**WHAT TO PRODUCE**
The entries below are to be printed again word for word.
--- RECORD EXTRACTS Enclosed Below ---
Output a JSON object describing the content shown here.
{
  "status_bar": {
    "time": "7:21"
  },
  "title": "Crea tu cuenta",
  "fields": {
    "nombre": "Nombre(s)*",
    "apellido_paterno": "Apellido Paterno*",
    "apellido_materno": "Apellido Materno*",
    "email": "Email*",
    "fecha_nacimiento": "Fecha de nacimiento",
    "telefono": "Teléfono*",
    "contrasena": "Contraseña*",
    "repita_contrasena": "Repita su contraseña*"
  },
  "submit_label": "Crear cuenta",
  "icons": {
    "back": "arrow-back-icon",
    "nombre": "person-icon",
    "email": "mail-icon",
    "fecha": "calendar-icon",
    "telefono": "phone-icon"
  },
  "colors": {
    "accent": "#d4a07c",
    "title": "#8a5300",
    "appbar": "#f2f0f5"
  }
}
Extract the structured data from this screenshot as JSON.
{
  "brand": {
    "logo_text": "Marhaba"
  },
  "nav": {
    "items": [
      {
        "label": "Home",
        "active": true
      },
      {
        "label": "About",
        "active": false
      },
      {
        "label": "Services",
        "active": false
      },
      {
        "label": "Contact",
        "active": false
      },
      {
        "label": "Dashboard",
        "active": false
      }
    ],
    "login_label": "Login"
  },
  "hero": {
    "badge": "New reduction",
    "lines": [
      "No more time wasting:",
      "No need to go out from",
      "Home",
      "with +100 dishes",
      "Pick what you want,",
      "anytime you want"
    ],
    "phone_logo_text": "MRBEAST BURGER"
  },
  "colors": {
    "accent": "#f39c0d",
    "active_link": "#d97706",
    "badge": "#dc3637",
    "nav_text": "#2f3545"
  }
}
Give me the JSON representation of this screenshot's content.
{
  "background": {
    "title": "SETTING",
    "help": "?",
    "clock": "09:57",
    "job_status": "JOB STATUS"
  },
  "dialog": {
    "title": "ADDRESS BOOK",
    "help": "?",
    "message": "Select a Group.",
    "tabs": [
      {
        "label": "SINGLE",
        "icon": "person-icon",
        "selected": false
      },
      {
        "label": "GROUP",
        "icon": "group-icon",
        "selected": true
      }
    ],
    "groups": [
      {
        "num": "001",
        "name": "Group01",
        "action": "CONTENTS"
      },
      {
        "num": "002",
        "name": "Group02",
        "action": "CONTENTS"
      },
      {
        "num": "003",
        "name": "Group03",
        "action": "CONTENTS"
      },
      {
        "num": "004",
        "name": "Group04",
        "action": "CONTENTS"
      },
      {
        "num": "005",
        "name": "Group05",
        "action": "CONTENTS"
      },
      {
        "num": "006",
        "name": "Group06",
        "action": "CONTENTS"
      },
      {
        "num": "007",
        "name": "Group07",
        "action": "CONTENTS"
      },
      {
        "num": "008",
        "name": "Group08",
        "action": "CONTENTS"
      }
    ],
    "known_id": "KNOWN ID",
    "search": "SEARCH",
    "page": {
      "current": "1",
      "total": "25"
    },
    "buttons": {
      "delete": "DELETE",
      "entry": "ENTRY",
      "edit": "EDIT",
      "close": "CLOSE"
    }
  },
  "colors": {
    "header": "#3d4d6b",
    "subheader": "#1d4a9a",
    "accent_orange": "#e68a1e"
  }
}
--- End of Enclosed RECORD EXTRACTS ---
**THE ANSWER**
Output a JSON object describing the content shown here.
{
  "status_bar": {
    "time": "7:21"
  },
  "title": "Crea tu cuenta",
  "fields": {
    "nombre": "Nombre(s)*",
    "apellido_paterno": "Apellido Paterno*",
    "apellido_materno": "Apellido Materno*",
    "email": "Email*",
    "fecha_nacimiento": "Fecha de nacimiento",
    "telefono": "Teléfono*",
    "contrasena": "Contraseña*",
    "repita_contrasena": "Repita su contraseña*"
  },
  "submit_label": "Crear cuenta",
  "icons": {
    "back": "arrow-back-icon",
    "nombre": "person-icon",
    "email": "mail-icon",
    "fecha": "calendar-icon",
    "telefono": "phone-icon"
  },
  "colors": {
    "accent": "#d4a07c",
    "title": "#8a5300",
    "appbar": "#f2f0f5"
  }
}
Extract the structured data from this screenshot as JSON.
{
  "brand": {
    "logo_text": "Marhaba"
  },
  "nav": {
    "items": [
      {
        "label": "Home",
        "active": true
      },
      {
        "label": "About",
        "active": false
      },
      {
        "label": "Services",
        "active": false
      },
      {
        "label": "Contact",
        "active": false
      },
      {
        "label": "Dashboard",
        "active": false
      }
    ],
    "login_label": "Login"
  },
  "hero": {
    "badge": "New reduction",
    "lines": [
      "No more time wasting:",
      "No need to go out from",
      "Home",
      "with +100 dishes",
      "Pick what you want,",
      "anytime you want"
    ],
    "phone_logo_text": "MRBEAST BURGER"
  },
  "colors": {
    "accent": "#f39c0d",
    "active_link": "#d97706",
    "badge": "#dc3637",
    "nav_text": "#2f3545"
  }
}
Give me the JSON representation of this screenshot's content.
{
  "background": {
    "title": "SETTING",
    "help": "?",
    "clock": "09:57",
    "job_status": "JOB STATUS"
  },
  "dialog": {
    "title": "ADDRESS BOOK",
    "help": "?",
    "message": "Select a Group.",
    "tabs": [
      {
        "label": "SINGLE",
        "icon": "person-icon",
        "selected": false
      },
      {
        "label": "GROUP",
        "icon": "group-icon",
        "selected": true
      }
    ],
    "groups": [
      {
        "num": "001",
        "name": "Group01",
        "action": "CONTENTS"
      },
      {
        "num": "002",
        "name": "Group02",
        "action": "CONTENTS"
      },
      {
        "num": "003",
        "name": "Group03",
        "action": "CONTENTS"
      },
      {
        "num": "004",
        "name": "Group04",
        "action": "CONTENTS"
      },
      {
        "num": "005",
        "name": "Group05",
        "action": "CONTENTS"
      },
      {
        "num": "006",
        "name": "Group06",
        "action": "CONTENTS"
      },
      {
        "num": "007",
        "name": "Group07",
        "action": "CONTENTS"
      },
      {
        "num": "008",
        "name": "Group08",
        "action": "CONTENTS"
      }
    ],
    "known_id": "KNOWN ID",
    "search": "SEARCH",
    "page": {
      "current": "1",
      "total": "25"
    },
    "buttons": {
      "delete": "DELETE",
      "entry": "ENTRY",
      "edit": "EDIT",
      "close": "CLOSE"
    }
  },
  "colors": {
    "header": "#3d4d6b",
    "subheader": "#1d4a9a",
    "accent_orange": "#e68a1e"
  }
}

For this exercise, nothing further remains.